I know that I am fortunate in having no shortage of material (well, perhaps that is the understatement of a few millennia) and I am surrounded by amazing sights, and experience so many “oh gosh” heart stopping moments in an ordinary day, living in a place very different to my original and home culture.
So today, I want to do something a little different. I am perhaps cheating a little in that this is not one of the images I have taken today (oh yes, of course I have already taken quite a few) but a picture from my “archive”. And of course there is a story behind this.
For going on 20 years, I have regularly spent time on the tiny Scottish island of Lismore. The island has a population of around 150. Yes, 150. 150 people, not homes. The island itself is around 10 miles long (perhaps 16 kilometres) and at its widest point, around 2 miles wide. Which is just over 3 kilometres. A tiny island with a tiny population.
Every year, when I visit the UK, I always try and spend as much time as possible on the island, and was able to spend longer than usual there after the nine months of cancer treatment. Spending time there is not as easy as it sounds given the fact that my family are spread around the UK and getting to Lismore (on public transportation) is complex. It involves trying to coordinate bus times, train times and ferry times and usually means a dawn start to get to the island the same day. However, once on the island, time slows down and the important things take over. Precious time with family, long walks exploring the island, and my usual jaunt to the minute tidal island of Bernara just at the western edge of Lismore. If Lismore is tiny, I am not sure how to describe Bernera.
To get to Bernera, it is vital to check the tide tables, as the island is only accessible at low tide when the causeway appears. I have spent hours there, watching the tide go down and the path miraculously appear, watching the tide come up slowly and the island become distinct from the bigger island, and especially watching the inhabitants of the island. And I am sure there must be a lot more than 150 of them, a clan of hardy, common grey seals, hanging out, fishing, swimming and lounging on the stony shores of Bernera. It is fortunate that the Scottish summer evenings are so long, as it gives so much extra time to wander, watch and wonder.
In addition to the seal population, there is a sizeable sheep population which must far exceed the number of human inhabitants of the whole island. It often feels as if they are the ones in charge. I do not know how many times I have looked back, or up, to see a number of eyes fixed on me. And that is the image which I want to share today.

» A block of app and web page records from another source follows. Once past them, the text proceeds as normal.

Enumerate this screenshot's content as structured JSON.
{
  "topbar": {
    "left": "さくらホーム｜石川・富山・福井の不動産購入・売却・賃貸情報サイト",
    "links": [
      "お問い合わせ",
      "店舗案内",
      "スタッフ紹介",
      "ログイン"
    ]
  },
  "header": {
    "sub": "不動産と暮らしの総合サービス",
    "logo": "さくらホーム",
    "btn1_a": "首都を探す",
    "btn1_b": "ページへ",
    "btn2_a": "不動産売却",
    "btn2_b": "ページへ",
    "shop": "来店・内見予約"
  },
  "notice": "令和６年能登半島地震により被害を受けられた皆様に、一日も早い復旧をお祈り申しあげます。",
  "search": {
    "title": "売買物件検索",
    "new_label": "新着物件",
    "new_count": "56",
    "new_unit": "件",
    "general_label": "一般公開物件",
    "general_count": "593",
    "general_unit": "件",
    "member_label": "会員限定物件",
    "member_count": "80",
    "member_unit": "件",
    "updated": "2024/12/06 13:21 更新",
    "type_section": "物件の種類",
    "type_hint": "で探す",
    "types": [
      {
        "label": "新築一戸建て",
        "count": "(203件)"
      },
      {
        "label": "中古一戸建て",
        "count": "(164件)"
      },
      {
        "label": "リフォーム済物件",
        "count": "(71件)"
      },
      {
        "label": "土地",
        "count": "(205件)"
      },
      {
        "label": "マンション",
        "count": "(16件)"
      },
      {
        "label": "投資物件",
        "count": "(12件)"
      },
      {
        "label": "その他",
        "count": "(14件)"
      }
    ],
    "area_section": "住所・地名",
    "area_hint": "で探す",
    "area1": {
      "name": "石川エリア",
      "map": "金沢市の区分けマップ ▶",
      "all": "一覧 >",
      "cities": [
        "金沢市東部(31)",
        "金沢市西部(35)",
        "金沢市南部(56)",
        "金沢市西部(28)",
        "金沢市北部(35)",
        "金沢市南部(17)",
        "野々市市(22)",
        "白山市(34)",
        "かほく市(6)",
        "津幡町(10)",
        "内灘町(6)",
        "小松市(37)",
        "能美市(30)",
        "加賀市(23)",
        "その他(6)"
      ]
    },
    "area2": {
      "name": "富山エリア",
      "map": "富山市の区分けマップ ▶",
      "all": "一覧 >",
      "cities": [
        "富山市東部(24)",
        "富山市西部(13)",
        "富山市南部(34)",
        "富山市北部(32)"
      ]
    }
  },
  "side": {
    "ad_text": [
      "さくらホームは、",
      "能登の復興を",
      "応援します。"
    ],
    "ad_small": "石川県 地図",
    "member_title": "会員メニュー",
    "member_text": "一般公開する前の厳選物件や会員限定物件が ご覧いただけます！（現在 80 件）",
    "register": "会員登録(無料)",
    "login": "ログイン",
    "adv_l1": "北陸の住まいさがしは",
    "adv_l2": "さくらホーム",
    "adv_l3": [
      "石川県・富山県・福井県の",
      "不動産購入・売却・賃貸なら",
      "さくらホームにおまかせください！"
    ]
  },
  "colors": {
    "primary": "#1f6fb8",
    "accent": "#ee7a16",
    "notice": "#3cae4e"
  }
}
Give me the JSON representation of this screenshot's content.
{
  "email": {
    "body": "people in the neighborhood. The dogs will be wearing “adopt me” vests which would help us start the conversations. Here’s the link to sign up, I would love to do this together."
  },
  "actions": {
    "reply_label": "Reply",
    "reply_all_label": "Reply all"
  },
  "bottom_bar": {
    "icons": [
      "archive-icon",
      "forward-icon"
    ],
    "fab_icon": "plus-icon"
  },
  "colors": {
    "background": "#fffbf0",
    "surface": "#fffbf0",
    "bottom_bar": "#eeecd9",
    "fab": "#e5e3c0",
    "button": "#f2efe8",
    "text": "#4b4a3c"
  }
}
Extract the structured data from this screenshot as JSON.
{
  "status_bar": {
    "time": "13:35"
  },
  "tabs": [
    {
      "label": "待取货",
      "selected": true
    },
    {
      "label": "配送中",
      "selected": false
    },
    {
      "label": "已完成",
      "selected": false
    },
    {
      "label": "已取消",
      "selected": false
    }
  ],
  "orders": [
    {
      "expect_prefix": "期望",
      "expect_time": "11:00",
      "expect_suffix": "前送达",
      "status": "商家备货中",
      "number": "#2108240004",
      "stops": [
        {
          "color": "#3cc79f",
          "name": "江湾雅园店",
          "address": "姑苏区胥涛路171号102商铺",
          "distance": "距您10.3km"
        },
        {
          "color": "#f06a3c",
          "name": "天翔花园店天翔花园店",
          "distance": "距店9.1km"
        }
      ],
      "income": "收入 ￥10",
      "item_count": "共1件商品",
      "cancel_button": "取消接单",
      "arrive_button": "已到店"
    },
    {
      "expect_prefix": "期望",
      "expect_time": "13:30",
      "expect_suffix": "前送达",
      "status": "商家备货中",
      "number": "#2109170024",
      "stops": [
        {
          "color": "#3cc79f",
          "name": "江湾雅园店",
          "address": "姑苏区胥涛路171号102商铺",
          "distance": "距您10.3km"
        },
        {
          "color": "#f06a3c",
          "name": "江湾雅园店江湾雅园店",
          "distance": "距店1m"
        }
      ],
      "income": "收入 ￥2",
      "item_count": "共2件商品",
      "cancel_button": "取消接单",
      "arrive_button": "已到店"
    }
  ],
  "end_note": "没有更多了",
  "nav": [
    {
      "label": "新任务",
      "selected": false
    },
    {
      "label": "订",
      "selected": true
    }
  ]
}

But times are changing, my future visits to the island unsure and my long breaks there unlikely in the same way. I will have to rely on memories and the many photographs, and of course there are some pictures of visits to the island as well as a few from the island itself.
Celebrate the ordinary today, because tomorrow may be different.